20823_31


UN 13433:

Here’s a view of Mt Jackson from 13433


20823_32


At this point I couldn’t feel my fingers, so I quickly retraced my steps back to the saddle. The wind refused to let up, and was blowing loudly long after I left the ridge. I saw two crows playing with the currents above the saddle.


20823_33


Here’s my route back down into the basin


20823_34


20823_35


And down the gullies


20823_36


20823_37


Here’s how I ascended the rock to avoid the pond to my left


20823_38


And headed back out of the marshy area


20823_39


20823_40


Let the route finding begin again. I tried to re-trace my steps, but it just wasn’t happening. I kept looking for my original route in, but finally realized that wasn’t going to happen. I knew Cross Creek Trail was below me, and as long as I headed down and east I’d eventually run into it. So I headed east.


20823_41


20823_42


After wandering down and east and down and east I connected up with Cross Creek Trail and followed it back to the trailhead. I heard trees snapping in the wind the entire hike back. They’d make a loud, booming sound I initially thought was rockfall, except there were no reverberations from rockslides, just a loud crack and boom!


20823_43


20823_44


I got back to my truck at 8pm, making this a 28.33 mile hike with 6674’ of elevation gain in 16 hours, 15 minutes.


20823_45


20823_46






Thumbnails for uploaded photos (click to open slideshow):
1 2 3 4 5 6 7 8 9 10 11 12 13 14 15 16 17 18 19 20 21 22 23 24 25 26 27 28 29 30 31 32 33 34 35 36 37 38 39 40 41 42 43 44 45 46


 Comments or Questions
9patrickmurphy

Bushwhack
10/21/2020 07:42
I found that basin to be pretty unique, and I'm quite glad I spent some time up there. But I feel "arduous" is too generous a descriptor for that bushwhack. 2,000 solid feet of elevation of constant, steep, thick bushwhacking. Props to you for doing this in a single day, I was destroyed after the ~10-mile RT from camp.

I'm curious, have you done any other routes that have had a worse bushwhack than Jackson, or does this one take the cake? Certainly the worst I've done.


WildWanderer

Bushwhacking
10/21/2020 08:24
This was definitely one of the worst as far as 13ers go, mainly because it lasted for so long and without a clear visual I was always wondering if I was in the best place at the time, but close contenders are Rinker Peak's east ridge, 13626 from Grouse Canyon (I got 3 ticks on that one), heading down from "Campbell Creek Peak", and heading down from Ervin Peak. Great job getting this route done!


9patrickmurphy

Thanks!
10/21/2020 15:26
You too! Are you done for the season? Your TR for Quarter seems to imply that'll be the last bi for the season, but only five to go! I'd bet you're getting just a tad bit tired of the drive all the way to the San Juans every weekend though.


WildWanderer

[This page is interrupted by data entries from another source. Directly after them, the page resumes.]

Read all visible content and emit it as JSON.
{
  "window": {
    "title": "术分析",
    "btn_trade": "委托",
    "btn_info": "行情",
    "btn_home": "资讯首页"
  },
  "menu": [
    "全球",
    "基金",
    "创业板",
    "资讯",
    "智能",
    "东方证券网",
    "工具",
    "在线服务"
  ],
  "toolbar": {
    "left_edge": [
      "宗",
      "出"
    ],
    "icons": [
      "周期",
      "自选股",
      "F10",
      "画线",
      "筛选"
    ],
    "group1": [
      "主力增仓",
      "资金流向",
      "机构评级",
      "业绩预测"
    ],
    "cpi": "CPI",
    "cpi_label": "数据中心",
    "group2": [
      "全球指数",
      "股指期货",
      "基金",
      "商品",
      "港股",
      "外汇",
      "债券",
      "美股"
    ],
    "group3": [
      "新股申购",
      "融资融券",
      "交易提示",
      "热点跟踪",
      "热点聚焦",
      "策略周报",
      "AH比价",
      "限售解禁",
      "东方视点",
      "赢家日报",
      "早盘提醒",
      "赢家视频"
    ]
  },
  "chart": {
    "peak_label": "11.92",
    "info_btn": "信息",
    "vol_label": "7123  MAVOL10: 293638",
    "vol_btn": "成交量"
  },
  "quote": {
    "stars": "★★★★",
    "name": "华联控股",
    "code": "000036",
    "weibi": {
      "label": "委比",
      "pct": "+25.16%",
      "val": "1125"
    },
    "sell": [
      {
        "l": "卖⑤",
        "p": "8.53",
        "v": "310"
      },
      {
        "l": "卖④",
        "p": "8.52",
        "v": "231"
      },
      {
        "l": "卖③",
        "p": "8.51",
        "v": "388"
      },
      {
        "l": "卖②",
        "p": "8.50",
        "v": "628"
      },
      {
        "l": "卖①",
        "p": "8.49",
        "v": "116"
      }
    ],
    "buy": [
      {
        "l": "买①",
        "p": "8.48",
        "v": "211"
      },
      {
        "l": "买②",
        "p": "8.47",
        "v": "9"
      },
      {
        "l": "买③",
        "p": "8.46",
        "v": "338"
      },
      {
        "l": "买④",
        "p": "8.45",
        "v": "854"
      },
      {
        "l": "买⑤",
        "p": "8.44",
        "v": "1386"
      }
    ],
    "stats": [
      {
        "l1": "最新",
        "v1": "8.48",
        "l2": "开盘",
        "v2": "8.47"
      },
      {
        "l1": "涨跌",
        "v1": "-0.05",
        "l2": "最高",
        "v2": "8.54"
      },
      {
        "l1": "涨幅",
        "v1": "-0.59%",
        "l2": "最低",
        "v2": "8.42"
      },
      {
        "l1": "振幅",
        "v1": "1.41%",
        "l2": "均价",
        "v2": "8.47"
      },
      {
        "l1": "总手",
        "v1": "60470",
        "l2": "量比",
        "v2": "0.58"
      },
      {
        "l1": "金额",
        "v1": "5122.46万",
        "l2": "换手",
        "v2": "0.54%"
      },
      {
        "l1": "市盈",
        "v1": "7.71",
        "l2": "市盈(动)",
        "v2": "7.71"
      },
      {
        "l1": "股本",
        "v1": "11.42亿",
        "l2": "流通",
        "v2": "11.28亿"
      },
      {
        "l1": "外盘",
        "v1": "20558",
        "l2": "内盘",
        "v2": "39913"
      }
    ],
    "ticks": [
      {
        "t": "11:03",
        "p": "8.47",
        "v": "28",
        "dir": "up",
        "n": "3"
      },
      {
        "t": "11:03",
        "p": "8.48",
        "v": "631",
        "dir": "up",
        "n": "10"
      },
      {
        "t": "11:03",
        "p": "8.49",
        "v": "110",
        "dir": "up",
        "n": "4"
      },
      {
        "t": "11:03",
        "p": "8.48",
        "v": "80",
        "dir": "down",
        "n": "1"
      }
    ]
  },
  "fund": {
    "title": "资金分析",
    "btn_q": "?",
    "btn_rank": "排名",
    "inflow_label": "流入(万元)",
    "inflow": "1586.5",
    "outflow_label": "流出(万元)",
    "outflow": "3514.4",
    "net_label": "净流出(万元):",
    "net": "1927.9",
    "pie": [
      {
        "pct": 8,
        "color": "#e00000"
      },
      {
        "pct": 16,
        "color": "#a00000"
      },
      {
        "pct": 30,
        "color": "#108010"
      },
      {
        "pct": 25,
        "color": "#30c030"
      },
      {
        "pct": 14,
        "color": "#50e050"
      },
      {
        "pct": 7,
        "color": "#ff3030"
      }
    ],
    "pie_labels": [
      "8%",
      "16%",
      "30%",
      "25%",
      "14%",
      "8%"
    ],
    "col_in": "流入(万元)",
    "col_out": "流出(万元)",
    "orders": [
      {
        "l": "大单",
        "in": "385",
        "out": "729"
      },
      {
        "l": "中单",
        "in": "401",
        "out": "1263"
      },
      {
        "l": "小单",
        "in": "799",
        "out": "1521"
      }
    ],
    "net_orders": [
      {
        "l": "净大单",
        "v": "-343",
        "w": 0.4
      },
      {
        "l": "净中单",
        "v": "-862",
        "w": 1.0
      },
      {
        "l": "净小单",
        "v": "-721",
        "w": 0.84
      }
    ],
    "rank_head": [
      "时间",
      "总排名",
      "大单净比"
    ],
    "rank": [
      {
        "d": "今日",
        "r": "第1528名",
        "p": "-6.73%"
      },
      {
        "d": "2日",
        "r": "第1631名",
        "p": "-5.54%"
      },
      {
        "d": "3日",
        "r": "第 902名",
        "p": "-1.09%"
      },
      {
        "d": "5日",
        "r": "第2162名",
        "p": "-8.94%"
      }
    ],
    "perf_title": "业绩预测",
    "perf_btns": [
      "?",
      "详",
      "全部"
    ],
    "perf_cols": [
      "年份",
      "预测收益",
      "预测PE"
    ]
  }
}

Nope :)
10/21/2020 15:57
I'm never done hiking, I just switch my plans Luckily, I LOVE to drive, so while it's a trek to the San Juans I don't mind too much. I'm headed to Las Vegas this weekend to celebrate my 40th birthday, and when I get back the weather will be much colder. That's when I'll switch to hiking and repeating 14ers/13ers with friends or State/County Highpointing. I'd love to finish my last 5 bicentennials this year, but they're all a ways into the backcountry and I'm afraid it'll be too cold for my body to handle backpacking, so they'll need to wait until the mountains thaw out from snow next year. Until then, I'll be working on tricentennials.


9patrickmurphy

Naturally
10/21/2020 16:06
My question was poorly worded. One never "finishes" in this hobby!



   Using your forum id/password. Not registered? Click Here


Caution: The information contained in this report may not be accurate and should not be the only resource used in preparation for your climb. Failure to have the necessary experience, physical conditioning, supplies or equipment can result in injury or death. 14ers.com and the author(s) of this report provide no warranties, either express or implied, that the information provided is accurate or reliable. By using the information provided, you agree to indemnify and hold harmless 14ers.com and the report author(s) with respect to any claims and demands against them, including any attorney fees and expenses. Please read the 14ers.com Safety and Disclaimer pages for more information.




© 2021 14ers.com®, 14ers Inc.